10:25pm: IAEA spokesman says gunfire briefly halted convoy, but no immediate danger
A spokesman for the UN’s nuclear watchdog said on Thursday that gunfire briefly halted a convoy heading back to Ukrainian-held territory after a visit to the Russian-controlled Zaporizhzhia nuclear power station, but the delegation was in no immediate danger.
“Convoy was stopped and gunfire was distinctly heard for a few minutes but the convoy was not in immediate danger. The agency doesn’t have any other information about the incident,” a spokesman for the International Atomic Energy Agency told Reuters.
Renat Karchaa, an adviser to the head of the Rosenergoatom company, was earlier cited by Tass news agency as accusing Ukraine of opening fire at the convoy, headed by IAEA General Director Rafael Mariano Grossi.
That report said no one was hurt and that the convoy had returned safely to the Ukrainian-held city of Zaporizhzhia.
The delegation had been visiting the Zaporizhzhia station, where Ukraine and Russia have accused each other of repeated shelling since Russia’s invasion of Ukraine last year that could compromise nuclear safety.
9:52pm: Lack of water one of multiple safety concerns at Zaporizhzhia power plant
IAEA chief Rafael Grossi said on Thursday that “measures are being taken” to ensure security at Ukraine’s Zaporizhzhia power plant following a large-scale dam breach nearby, but lack of access to water is not the only safety concern at the nuclear station.
In addition to fears of the plant being hit by a stray rocket, “it’s occupied by Russian forces, and the Ukrainians routinely accuse Russians of placing military equipment right inside the reactor buildings”, says FRANCE 24’s Gulliver Cragg, reporting from Ukraine.
9:26pm: US criticises Russia in annual human trafficking report
The US sharpened its criticism of Russia’s record on human trafficking on Thursday, citing Moscow’s treatment of conscripts and Ukrainian children, in an annual report on countries that Washington says are failing to protect victims.
The State Department’s 2023 Trafficking in Persons report kept Russia on a list of “state sponsors” of human trafficking and ranked Russia among the world’s worst at addressing the problem.
A section on Russia included more criticism than last year of Moscow’s detention of people in Ukraine.
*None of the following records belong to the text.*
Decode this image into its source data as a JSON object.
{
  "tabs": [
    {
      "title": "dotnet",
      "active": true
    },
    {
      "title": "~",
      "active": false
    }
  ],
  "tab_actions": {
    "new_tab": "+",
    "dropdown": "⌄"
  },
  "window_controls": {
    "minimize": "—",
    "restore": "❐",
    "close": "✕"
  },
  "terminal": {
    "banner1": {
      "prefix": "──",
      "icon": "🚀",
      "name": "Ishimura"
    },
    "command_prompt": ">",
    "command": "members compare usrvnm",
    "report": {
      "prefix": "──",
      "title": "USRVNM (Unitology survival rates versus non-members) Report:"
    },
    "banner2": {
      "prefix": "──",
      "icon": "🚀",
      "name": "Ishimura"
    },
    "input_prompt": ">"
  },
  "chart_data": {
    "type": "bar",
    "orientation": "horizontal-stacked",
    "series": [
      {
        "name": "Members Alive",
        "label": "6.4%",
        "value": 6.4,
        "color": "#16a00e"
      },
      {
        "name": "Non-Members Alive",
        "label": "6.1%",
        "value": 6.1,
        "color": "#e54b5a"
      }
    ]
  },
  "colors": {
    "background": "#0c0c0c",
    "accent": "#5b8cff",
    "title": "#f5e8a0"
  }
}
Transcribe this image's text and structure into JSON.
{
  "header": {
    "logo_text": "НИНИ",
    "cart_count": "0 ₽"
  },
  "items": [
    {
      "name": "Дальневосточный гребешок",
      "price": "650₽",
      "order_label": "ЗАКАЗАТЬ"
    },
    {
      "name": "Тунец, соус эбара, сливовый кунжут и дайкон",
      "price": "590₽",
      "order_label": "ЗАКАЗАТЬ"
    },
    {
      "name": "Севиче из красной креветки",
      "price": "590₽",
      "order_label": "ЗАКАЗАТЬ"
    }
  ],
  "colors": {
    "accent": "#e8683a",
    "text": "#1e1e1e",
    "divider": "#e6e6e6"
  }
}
The report also cited the “forcible transfer of thousands of Ukrainian children to Russia” which is also the subject of an International Criminal Court prosecution against Russian officials including President Vladimir Putin.
“There were also reports of Russian officials forcing, deceiving, or coercing foreign national adults to fight in Russia’s war of aggression against Ukraine,” it added.